**Work to be completed**
Gather every line of the entries that includes the word "Модуль".

**Data provided**
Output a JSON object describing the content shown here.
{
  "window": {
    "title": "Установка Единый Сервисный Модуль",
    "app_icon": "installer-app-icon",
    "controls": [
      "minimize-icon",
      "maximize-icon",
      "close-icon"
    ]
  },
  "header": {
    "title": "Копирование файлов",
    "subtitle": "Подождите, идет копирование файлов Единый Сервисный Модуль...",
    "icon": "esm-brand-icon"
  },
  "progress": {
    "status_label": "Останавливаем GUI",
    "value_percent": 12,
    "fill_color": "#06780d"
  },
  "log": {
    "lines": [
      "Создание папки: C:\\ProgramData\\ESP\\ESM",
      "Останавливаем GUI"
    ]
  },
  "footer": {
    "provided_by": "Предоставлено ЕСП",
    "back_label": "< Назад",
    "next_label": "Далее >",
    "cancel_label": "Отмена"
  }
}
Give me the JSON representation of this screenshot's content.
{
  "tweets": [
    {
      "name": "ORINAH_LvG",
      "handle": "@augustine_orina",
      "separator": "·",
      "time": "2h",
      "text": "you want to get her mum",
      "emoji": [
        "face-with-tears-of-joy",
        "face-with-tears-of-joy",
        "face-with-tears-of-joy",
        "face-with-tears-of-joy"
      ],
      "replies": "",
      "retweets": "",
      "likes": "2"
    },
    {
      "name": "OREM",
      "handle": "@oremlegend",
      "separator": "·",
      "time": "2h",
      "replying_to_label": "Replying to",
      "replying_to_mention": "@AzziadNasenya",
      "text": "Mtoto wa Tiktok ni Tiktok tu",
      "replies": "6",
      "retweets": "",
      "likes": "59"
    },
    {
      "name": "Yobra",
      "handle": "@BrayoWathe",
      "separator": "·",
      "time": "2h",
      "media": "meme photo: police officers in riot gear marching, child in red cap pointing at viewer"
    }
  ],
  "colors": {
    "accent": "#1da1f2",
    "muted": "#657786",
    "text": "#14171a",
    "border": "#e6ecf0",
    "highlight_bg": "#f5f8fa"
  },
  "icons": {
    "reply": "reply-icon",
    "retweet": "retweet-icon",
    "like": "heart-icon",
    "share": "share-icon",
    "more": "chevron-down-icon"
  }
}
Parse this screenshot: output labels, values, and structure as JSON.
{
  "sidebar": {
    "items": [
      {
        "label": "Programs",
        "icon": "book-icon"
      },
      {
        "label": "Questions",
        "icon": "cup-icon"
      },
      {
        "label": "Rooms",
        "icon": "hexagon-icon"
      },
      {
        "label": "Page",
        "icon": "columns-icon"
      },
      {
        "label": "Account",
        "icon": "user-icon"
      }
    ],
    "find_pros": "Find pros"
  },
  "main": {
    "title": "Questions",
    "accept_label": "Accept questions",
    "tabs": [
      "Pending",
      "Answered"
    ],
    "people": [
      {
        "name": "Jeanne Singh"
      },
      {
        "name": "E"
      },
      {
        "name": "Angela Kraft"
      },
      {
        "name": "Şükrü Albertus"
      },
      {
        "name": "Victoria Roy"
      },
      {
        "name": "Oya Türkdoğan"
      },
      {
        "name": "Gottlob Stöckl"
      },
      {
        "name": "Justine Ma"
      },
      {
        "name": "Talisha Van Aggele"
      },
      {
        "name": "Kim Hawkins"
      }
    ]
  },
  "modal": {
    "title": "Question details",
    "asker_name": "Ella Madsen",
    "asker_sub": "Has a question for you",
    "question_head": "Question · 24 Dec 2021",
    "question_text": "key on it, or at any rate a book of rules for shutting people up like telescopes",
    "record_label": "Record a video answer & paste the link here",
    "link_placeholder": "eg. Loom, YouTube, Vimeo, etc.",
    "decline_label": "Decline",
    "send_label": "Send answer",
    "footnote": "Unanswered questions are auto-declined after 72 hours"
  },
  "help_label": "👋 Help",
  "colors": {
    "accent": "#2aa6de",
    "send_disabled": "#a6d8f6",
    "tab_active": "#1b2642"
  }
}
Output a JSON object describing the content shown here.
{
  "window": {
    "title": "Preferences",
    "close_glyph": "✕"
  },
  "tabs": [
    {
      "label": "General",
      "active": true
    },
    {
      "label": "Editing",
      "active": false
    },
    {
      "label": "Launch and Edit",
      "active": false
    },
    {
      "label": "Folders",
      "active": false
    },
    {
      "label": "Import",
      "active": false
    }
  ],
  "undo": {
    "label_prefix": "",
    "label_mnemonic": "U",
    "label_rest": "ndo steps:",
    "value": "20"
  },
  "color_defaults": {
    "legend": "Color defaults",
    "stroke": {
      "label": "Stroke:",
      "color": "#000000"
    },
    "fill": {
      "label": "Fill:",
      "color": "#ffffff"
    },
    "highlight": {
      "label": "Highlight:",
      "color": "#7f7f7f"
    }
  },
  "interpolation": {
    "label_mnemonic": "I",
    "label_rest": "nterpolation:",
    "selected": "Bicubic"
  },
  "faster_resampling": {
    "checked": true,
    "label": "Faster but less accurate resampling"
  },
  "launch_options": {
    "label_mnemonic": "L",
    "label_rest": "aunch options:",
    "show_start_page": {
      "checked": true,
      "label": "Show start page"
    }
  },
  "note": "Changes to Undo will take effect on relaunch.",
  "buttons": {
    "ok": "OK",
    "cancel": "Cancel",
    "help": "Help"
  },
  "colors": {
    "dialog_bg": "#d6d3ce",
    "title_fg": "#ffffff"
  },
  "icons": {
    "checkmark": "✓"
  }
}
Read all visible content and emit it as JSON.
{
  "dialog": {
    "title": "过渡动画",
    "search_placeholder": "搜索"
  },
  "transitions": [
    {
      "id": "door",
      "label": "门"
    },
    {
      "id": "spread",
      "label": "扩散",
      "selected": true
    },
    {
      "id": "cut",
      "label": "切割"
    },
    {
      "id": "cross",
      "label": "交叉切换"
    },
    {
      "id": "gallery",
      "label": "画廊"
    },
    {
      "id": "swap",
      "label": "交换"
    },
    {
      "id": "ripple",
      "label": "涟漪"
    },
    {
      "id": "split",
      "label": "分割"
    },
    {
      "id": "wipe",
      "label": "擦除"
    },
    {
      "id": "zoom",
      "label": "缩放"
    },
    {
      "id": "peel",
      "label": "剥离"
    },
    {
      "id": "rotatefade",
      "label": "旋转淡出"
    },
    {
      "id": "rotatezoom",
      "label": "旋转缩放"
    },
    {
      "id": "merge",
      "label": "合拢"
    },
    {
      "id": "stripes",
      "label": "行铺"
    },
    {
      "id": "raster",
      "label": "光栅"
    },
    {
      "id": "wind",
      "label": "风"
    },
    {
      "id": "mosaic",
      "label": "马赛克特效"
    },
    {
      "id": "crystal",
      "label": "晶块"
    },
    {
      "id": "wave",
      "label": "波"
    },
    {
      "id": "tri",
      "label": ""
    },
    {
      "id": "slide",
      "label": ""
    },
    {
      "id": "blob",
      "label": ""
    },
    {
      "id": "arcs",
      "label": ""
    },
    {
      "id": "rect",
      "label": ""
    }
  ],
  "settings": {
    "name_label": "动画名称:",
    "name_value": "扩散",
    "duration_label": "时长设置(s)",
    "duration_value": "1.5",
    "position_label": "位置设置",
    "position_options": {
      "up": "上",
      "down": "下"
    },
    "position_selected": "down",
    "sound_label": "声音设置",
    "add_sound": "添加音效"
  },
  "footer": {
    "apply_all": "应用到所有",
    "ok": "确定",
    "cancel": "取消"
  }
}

**Completed task**
    "title": "Установка Единый Сервисный Модуль",
    "subtitle": "Подождите, идет копирование файлов Единый Сервисный Модуль...",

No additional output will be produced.